The Engine Works Plant was awesome. Hundreds of gorgeous completed engines sitting there ready to be shipped, and the tour took us through every step of machining and assembling an engine – as we watched the workers. From engine blocks that had just come out of the foundry to final assembly and paint, they do every machining and assembly operation on the larger engines right here. Engines are available in a myriad of colors – green for agricultural, white for marine, yellow for industrial and red for fire trucks. Absolute works of art, I was in engine heaven! Wait, haven’t I heard someone say that about birds?
I would have loved to go back to tour the foundry, but the 150-mile round trip prevented it on this stop – too many other things to see and do. Maybe on our way back north next summer? We’ll see!
I was not exactly in heaven like Steve but I did enjoy these tours. They were a bit different than the usual airplane or automobile factory tours. To me it was just fitting to tag along, as we are in the midst of Americas number one corn producer, Iowa. I learned the secret of how the farmers plant their corn in a straight line and how efficient they are, using the advanced technology available to them now.
Field of Dreams
“If you build it, he will come.” “Is this heaven? No, it’s Iowa.” Remember those phrases? Well, we visited the site that made them famous, the Field of Dreams in Dyersville, Iowa. It’s been over 25 years since the movie was made, and we discovered that the baseball diamond carved out of a corn field to pursue a dream remain unchanged. The place has been preserved exactly as it was in the movie, and it’s not over-commercialized – just a quiet little field next to a farm house out in the country. I suppose the simplicity of it is what made the film so endearing. Although I’m not a baseball fan, I thought the movie was quite inspiring.
Basilica of St. Francis Xavier
On our way back home from the Field of Dreams, we observed two steeples standing out in the distance. We made a turn toward town to investigate and found that they belonged to the Basilica of St. Francis Xavier, one of only a few Basilicas in the United States. It is unique, in as much as it’s the only one in a rural area; all the others are in metropolitan cities. This is considered one of the finest examples of true medieval gothic architecture. The Catholic church confers the title of Basilica on churches of unusual architectural or spiritual significance. This church was raised to the rank of Minor Basilica by a proclamation of His Holiness, Pope Pius XII on May 11, 1956.
As some of you have commented on my previous posts, there are many hidden treasures out there in small town America. We are always on the lookout for them, but many times we’re just pleasantly surprised to stumble on something unusual and delightful. We are so thrilled to be traveling this way and taking in the scenery and simplicity of life that can’t be experienced in the big cities.

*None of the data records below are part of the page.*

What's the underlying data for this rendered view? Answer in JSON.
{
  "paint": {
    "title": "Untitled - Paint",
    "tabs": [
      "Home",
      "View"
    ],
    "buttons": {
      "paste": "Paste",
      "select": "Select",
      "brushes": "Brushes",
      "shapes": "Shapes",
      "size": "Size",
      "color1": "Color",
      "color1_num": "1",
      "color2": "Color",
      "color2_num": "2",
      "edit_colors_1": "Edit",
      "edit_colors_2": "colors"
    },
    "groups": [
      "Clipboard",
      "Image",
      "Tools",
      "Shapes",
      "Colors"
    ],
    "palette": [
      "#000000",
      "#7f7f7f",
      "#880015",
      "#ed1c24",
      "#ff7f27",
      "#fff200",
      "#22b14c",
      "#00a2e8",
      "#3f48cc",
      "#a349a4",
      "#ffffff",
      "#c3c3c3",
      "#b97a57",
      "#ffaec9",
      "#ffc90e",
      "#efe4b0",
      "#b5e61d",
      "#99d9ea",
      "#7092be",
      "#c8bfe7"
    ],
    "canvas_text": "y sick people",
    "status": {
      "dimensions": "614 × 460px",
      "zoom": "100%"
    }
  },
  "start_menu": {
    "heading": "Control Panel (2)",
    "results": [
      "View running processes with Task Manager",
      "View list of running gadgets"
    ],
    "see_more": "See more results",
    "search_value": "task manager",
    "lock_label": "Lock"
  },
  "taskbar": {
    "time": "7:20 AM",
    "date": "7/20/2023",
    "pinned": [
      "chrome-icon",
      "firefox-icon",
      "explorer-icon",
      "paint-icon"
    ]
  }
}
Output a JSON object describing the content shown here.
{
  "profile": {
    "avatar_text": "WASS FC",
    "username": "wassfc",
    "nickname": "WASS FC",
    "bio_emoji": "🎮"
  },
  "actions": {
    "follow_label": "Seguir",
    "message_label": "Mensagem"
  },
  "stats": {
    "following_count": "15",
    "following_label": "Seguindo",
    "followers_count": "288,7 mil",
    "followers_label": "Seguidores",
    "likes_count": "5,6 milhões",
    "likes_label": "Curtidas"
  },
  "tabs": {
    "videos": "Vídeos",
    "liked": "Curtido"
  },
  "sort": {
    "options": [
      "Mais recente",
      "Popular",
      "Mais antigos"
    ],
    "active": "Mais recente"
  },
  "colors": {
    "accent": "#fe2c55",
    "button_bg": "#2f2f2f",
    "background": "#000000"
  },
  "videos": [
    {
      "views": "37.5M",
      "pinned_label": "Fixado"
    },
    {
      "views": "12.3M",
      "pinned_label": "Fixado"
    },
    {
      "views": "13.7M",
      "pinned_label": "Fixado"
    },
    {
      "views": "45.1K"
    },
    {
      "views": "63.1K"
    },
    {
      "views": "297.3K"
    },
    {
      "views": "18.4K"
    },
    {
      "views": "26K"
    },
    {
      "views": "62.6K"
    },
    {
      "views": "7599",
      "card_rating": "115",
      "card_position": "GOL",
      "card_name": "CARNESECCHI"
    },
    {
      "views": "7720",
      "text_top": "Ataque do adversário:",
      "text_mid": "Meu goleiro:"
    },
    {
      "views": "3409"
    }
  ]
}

Let me leave you with this amusing sign we saw along the road 🙂
Next up: Pelicans – in Iowa?